Sinusoidal vibration with a constant acceleration of 0·5 g (r.m.s.) and frequency linearly increasing with the time in the 50–65 Hz range showed a significant decrease of the Haugh unit (23%) if compared with the non-vibrated eggs. From the tests with narrow frequency ranges, a significant decrease of the Haugh unit emerged for the eggs vibrated at 50–55 Hz (40%) and 60–65 Hz (44%) if compared with the non-vibrated eggs. No effects on the yolk index was observed in the vibrated eggs. For the vitelline membrane strength and the air cell height small significant differences (<13%) due to vibration were found among samples of eggs vibrated with different ranges but the influence of the frequency was not always clear and different behaviour were observed in different tests. The results obtained in the present work should be useful to guide future research on the effects of transportation on the quality of eggs, the spectra of the vibration of eggs depending on their position inside the mean. To prevent a decay in the Haugh unit, it seems convenient to avoid exposure of eggs to high acceleration at frequencies between 50 and 65 Hz but a different effect due to acceleration with several frequency components, characteristic of the random vibrations, could be observed.
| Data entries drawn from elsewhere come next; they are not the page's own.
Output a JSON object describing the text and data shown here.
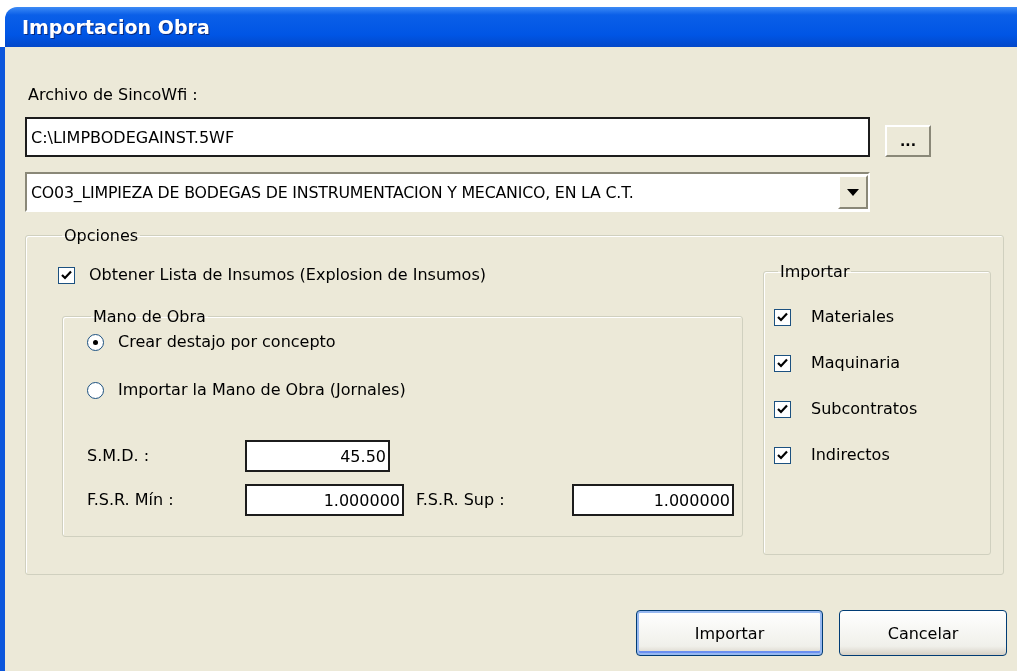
{
  "window": {
    "title": "Importacion Obra"
  },
  "file": {
    "label": "Archivo de SincoWfi :",
    "value": "C:\\LIMPBODEGAINST.5WF",
    "browse_button": "..."
  },
  "project": {
    "value": "CO03_LIMPIEZA DE BODEGAS DE INSTRUMENTACION Y MECANICO, EN LA C.T."
  },
  "options": {
    "title": "Opciones",
    "explode": {
      "label": "Obtener Lista de Insumos (Explosion de Insumos)",
      "checked": true
    },
    "labor": {
      "title": "Mano de Obra",
      "modes": [
        {
          "label": "Crear destajo por concepto",
          "selected": true
        },
        {
          "label": "Importar la Mano de Obra (Jornales)",
          "selected": false
        }
      ],
      "rows": [
        [
          {
            "label": "S.M.D. :",
            "value": "45.50"
          }
        ],
        [
          {
            "label": "F.S.R. Mín :",
            "value": "1.000000"
          },
          {
            "label": "F.S.R. Sup :",
            "value": "1.000000"
          }
        ]
      ]
    },
    "import": {
      "title": "Importar",
      "items": [
        {
          "label": "Materiales",
          "checked": true
        },
        {
          "label": "Maquinaria",
          "checked": true
        },
        {
          "label": "Subcontratos",
          "checked": true
        },
        {
          "label": "Indirectos",
          "checked": true
        }
      ]
    }
  },
  "buttons": [
    {
      "label": "Importar",
      "default": true
    },
    {
      "label": "Cancelar",
      "default": false
    }
  ]
}
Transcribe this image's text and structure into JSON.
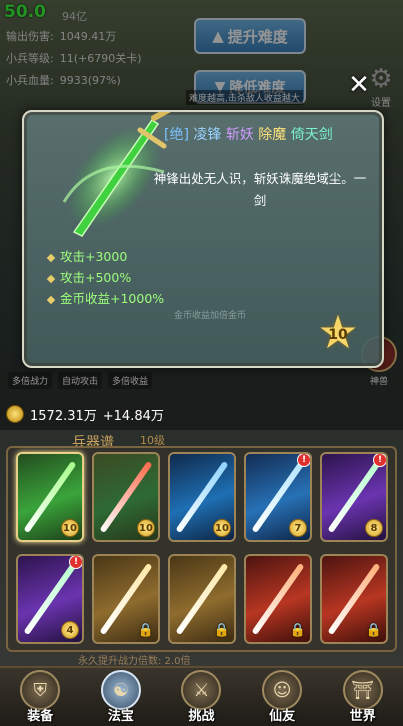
{
  "fps": {
    "value": "50.0",
    "sub": "94亿"
  },
  "stats": [
    {
      "label": "输出伤害:",
      "value": "1049.41万"
    },
    {
      "label": "小兵等级:",
      "value": "11(+6790关卡)"
    },
    {
      "label": "小兵血量:",
      "value": "9933(97%)"
    }
  ],
  "buttons": {
    "upgrade": "提升难度",
    "downgrade": "降低难度",
    "hint": "难度越高,击杀敌人收益越大"
  },
  "settings_label": "设置",
  "mini_tags": [
    "多倍战力",
    "自动攻击",
    "多倍收益"
  ],
  "side_icon_label": "神兽",
  "gold": {
    "amount": "1572.31万",
    "increment": "+14.84万"
  },
  "section": {
    "title": "兵器谱",
    "sub": "10级"
  },
  "permanent_text": "永久提升战力倍数: 2.0倍",
  "modal": {
    "tier": "[绝]",
    "name_parts": [
      "凌锋",
      "斩妖",
      "除魔",
      "倚天剑"
    ],
    "description": "神锋出处无人识，斩妖诛魔绝域尘。一剑",
    "bonuses": [
      "攻击+3000",
      "攻击+500%",
      "金币收益+1000%"
    ],
    "level": "10",
    "ghost_hint": "金币收益加倍金币"
  },
  "weapons": [
    {
      "name": "sword-1",
      "theme": "green",
      "level": "10",
      "locked": false,
      "alert": false
    },
    {
      "name": "sword-2",
      "theme": "red",
      "level": "10",
      "locked": false,
      "alert": false
    },
    {
      "name": "sword-3",
      "theme": "blue",
      "level": "10",
      "locked": false,
      "alert": false
    },
    {
      "name": "sword-4",
      "theme": "blue2",
      "level": "7",
      "locked": false,
      "alert": true
    },
    {
      "name": "sword-5",
      "theme": "purple",
      "level": "8",
      "locked": false,
      "alert": true
    },
    {
      "name": "sword-6",
      "theme": "purple",
      "level": "4",
      "locked": false,
      "alert": true
    },
    {
      "name": "sword-7",
      "theme": "gold",
      "level": "",
      "locked": true,
      "alert": false
    },
    {
      "name": "sword-8",
      "theme": "gold",
      "level": "",
      "locked": true,
      "alert": false
    },
    {
      "name": "sword-9",
      "theme": "orange",
      "level": "",
      "locked": true,
      "alert": false
    },
    {
      "name": "sword-10",
      "theme": "orange",
      "level": "",
      "locked": true,
      "alert": false
    }
  ],
  "nav": [
    {
      "label": "装备",
      "icon": "armor-icon",
      "active": false
    },
    {
      "label": "法宝",
      "icon": "bagua-icon",
      "active": true
    },
    {
      "label": "挑战",
      "icon": "crossed-swords-icon",
      "active": false
    },
    {
      "label": "仙友",
      "icon": "companion-icon",
      "active": false
    },
    {
      "label": "世界",
      "icon": "pagoda-icon",
      "active": false
    }
  ]
}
Further research that considers different freshness conditions of eggs is necessary to confirm the present results and explain more fully the effects of the vibrations on the different parameters describing the quality of eggs.